You can also Allow drill-down group which lets you use jinja to add multiple limits per node based on the group - a separate limit on each segment of customers using the scenario. You might want to do this if you send out a competition that would be decided on a 'first come, first serve' basis, but where you also want to have a specific number of winners from different segments of customers. You can use the same variables as in webhooks, like customer attributes, trigger event properties, or webhook response. If you want to use the drill-down group as a parameter in the jinja of the limit, the parameter is called limit_group.


Example of the limit with a limit group

To look into catalog subsidiaries and look for an item that was used as a drill-down group, and reference limit attribute from the catalog item, use:
{{ catalogs.subsidiaries.item_by_id(limit_group).limit }}

Using Optimal Send Time

Based on your customer's past behavior, the optimal send time option in the wait node allows you to automatically send out email campaigns to individual customers at a time, rounded to an hour, when they are most likely to click/open your email. Learn more about Optimal send time


Using Dynamic Time

You can use the dynamic wait time to set a custom wait period using jinja. You can use some project metrics, aggregates, trigger event attributes, or any type of personalization.

Common usage of the dynamic wait time is to spread or throttle the campaign execution over some time period using the random number generator. E.g., to spread the send approximately within 60 minutes, you can use the{{ range(0,60) | random }}.

If the Wait time is set to hours, the number is rounded down (to an integer). For example, when you calculate 1.8 hours wait, Wait node waits only 1 hour.
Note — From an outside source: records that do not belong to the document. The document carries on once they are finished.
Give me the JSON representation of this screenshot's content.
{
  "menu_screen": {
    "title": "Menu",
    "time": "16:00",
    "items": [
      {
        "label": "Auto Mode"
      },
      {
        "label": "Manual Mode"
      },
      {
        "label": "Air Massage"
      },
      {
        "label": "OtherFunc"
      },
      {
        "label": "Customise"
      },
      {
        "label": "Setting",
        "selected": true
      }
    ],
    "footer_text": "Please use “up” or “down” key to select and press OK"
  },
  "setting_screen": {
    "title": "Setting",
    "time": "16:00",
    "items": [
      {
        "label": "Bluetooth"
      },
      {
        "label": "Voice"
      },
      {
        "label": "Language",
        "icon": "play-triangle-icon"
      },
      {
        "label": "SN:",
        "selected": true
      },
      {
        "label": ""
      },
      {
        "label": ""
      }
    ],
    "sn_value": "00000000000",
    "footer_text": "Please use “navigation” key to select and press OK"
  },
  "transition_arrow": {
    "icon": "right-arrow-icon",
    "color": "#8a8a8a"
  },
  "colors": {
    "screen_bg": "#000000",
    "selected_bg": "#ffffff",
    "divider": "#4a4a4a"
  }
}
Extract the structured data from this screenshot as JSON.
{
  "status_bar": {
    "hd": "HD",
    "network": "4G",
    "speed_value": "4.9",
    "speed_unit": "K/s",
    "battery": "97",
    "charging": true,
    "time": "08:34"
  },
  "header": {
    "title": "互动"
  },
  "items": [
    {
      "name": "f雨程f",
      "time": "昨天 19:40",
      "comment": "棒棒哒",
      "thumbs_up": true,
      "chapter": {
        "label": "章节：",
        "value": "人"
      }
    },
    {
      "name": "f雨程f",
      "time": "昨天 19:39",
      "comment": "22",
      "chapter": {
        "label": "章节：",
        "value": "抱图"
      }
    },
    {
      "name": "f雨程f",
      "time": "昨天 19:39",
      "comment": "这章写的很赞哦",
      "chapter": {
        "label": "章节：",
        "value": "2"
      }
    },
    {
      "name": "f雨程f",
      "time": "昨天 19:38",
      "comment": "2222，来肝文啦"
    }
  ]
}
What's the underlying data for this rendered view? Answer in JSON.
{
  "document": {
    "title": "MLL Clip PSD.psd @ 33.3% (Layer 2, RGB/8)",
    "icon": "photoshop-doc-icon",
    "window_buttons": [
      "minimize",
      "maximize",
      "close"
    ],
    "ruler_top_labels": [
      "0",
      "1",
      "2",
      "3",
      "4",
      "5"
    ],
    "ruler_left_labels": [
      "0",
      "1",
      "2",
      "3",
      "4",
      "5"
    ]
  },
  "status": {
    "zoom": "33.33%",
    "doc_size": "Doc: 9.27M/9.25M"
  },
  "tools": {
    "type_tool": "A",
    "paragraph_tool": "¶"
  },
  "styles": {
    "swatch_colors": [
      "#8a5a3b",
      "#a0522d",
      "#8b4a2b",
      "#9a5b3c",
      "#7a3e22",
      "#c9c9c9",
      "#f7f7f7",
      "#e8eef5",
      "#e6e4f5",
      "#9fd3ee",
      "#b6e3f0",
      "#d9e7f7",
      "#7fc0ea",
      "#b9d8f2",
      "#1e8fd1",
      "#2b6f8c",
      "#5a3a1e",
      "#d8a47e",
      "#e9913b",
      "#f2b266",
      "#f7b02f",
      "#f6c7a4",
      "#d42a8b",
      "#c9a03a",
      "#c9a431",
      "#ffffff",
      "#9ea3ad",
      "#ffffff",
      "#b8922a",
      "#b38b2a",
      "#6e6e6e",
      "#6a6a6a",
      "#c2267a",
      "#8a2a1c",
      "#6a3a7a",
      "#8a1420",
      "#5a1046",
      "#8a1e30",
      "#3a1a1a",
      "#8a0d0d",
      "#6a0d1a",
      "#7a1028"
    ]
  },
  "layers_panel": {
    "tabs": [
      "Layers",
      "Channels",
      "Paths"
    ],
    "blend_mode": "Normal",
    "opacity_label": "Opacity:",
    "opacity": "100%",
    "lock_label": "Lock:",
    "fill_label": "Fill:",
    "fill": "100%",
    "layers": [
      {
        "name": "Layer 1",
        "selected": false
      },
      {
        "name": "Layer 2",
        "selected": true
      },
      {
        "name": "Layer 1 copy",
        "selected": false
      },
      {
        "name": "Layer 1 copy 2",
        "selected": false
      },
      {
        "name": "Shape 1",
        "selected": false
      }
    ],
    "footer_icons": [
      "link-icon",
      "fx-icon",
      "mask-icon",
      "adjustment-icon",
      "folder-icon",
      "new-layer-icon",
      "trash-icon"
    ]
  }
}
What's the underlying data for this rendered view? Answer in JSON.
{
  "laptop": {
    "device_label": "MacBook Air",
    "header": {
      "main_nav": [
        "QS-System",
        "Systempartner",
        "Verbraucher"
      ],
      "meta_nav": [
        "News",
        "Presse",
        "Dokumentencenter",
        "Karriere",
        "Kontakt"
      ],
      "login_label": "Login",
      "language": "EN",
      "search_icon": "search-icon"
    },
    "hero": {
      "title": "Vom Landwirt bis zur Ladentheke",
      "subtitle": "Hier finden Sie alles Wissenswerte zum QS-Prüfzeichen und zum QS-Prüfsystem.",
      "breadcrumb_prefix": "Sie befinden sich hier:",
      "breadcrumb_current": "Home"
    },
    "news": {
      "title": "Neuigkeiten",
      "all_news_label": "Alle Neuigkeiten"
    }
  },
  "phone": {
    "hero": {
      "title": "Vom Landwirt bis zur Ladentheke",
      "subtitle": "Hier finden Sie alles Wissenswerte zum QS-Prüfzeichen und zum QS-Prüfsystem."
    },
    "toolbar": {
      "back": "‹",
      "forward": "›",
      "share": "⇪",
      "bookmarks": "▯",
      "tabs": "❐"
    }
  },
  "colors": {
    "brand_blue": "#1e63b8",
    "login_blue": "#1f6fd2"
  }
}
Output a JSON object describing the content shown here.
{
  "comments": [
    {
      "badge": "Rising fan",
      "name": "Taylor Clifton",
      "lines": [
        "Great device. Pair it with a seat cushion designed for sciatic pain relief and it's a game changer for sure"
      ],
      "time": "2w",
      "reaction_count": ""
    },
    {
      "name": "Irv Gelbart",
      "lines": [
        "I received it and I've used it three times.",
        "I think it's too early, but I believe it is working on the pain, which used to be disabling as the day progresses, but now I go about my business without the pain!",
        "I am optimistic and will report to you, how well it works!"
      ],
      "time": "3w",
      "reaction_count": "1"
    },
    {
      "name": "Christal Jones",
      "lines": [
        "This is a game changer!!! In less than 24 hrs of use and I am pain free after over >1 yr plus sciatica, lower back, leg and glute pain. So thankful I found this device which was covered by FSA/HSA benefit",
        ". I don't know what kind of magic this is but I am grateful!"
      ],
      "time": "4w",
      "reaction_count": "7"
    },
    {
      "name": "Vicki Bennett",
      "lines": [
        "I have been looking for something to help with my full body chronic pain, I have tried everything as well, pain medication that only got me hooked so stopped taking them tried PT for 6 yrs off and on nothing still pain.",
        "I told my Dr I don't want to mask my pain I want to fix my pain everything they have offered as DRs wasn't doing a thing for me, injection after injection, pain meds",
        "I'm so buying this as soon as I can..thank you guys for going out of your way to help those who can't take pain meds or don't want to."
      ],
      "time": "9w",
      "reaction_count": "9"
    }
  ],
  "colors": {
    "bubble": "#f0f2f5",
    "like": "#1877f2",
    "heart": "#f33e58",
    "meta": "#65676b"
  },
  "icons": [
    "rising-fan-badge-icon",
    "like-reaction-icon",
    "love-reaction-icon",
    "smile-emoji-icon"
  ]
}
If you want to round up, you can use the Jinja function round (can accept "ceil", "floor" or "common" parameter):

Wait {{ ((event.departure_time - time) / 3600) | round("ceil") }} hours

Wait node does not wait at all if the wait value is zero or lower (executes the following node right away).


Using Silent Hours

You can use Silent hours to temporarily pause the sending of your campaigns to the customer during times when you do not want to disturb them, such as at night or on a Sunday. If this node is entered during silent hours, the scenario will wait under their end and only then send the campaign. Silent hours can be set up for a specific time repeated daily or as Silent days, which will silence the whole selected day, or both options can be used together. A specific timezone can also be selected for the silent hours to be evaluated against.


Silent hours can be also set up globally in Project settings > Campaigns > General Campaigns settings. This will pre-fill a Silent hour Wait node when it would be selected in a scenario. The setting can be overridden in a specific node if needed.